  17. ^ "Book of Members, 1780–2010: Chapter A" (PDF). American Academy of Arts and Sciences. Retrieved April 15, 2011.
  18. ^ 2004 Computer Pioneer Award, IEEE Computer Society. Retrieved April 16, 2018.
  19. ^ "WITI Login and Signup". Archived from the original on February 23, 2007. Retrieved February 6, 2007.
  20. ^ "Frances Allen – Anita Borg Institute". Anitaborg.org. October 1, 2004. Archived from the original on August 8, 2017. Retrieved August 18, 2017.
  21. ^ "ABIE Awards – Anita Borg Institute". Anitaborg.org. Archived from the original on August 7, 2017. Retrieved August 18, 2017.
  22. ^ Allen, Frances E. (2006). 2006 Turing Award Lecture. ACM. Retrieved October 5, 2013.

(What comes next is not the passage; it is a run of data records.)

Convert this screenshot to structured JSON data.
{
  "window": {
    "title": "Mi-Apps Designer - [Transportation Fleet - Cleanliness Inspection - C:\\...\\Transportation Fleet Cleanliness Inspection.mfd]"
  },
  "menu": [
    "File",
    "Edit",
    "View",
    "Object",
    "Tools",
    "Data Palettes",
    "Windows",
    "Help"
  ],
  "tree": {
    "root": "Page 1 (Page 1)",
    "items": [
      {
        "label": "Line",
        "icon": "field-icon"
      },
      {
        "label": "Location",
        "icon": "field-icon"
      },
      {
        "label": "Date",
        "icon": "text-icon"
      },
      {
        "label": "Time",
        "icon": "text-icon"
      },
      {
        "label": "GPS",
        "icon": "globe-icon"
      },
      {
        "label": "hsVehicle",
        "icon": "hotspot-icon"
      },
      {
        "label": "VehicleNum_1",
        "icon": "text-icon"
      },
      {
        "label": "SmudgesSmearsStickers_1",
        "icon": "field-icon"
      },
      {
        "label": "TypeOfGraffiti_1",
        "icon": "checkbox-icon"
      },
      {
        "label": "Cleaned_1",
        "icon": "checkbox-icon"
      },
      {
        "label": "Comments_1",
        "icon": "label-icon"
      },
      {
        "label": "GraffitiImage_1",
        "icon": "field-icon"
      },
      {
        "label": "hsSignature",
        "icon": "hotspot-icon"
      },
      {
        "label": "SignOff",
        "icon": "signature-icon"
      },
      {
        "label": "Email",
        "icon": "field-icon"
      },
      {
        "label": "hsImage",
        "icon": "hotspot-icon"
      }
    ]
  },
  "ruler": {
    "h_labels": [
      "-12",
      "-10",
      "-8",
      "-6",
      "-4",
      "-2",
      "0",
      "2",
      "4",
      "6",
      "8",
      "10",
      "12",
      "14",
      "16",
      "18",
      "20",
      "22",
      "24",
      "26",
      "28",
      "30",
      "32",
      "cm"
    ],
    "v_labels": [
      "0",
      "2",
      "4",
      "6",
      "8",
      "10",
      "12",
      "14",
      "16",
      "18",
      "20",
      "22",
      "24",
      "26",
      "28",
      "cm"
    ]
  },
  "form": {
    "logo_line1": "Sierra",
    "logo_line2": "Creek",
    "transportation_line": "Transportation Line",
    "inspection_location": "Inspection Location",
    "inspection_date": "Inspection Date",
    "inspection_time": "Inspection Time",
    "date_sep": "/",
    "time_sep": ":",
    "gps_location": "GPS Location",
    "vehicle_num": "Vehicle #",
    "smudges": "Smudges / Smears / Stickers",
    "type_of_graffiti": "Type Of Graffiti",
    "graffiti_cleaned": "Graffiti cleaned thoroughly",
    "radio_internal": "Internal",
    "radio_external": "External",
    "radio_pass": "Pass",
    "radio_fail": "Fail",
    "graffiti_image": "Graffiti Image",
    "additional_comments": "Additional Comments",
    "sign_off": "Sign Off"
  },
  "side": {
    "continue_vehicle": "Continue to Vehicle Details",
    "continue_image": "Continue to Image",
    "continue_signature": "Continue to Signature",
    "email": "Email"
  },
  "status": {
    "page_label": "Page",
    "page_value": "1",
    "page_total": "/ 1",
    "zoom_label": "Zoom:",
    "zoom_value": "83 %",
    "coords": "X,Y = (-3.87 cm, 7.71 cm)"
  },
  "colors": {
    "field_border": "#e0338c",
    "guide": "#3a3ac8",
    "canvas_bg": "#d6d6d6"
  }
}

  23. ^ Perelman, Deborah (February 27, 2007). "Turing Award Anoints First Female Recipient". eWEEK. Ziff Davis Enterprise. Retrieved November 5, 2007.
  24. ^ "First Woman to Receive ACM Turing Award" (Press release). The Association for Computing Machinery. February 21, 2007. Archived from the original on May 26, 2012. Retrieved November 5, 2007.
  25. ^ Lombardi, Candace (February 26, 2007). "Newsmaker: From math teacher to Turing winner". Retrieved November 5, 2007.
  26. ^ Marianne Kolbasuk McGee (February 26, 2007). "There's Still A Shortage Of Women In Tech, First Female Turing Award Winner Warns". InformationWeek.com. CMP Media. Retrieved November 5, 2007. Online February 24, 2007.
  27. ^ Thomas, Jeffrey (March 16, 2007). "Turing Award Winner Sees New Day for Women Scientists, Engineers". Bureau of International Information Programs, U.S. Department of State. Archived from the original on January 15, 2008. Retrieved November 5, 2007.
  28. ^ "McGill to bestow 11 exemplary individuals with honorary degrees". McGill Reporter. May 19, 2009.
  29. ^ "Remembering Frances Allen". IBM. August 5, 2020.

External links[edit]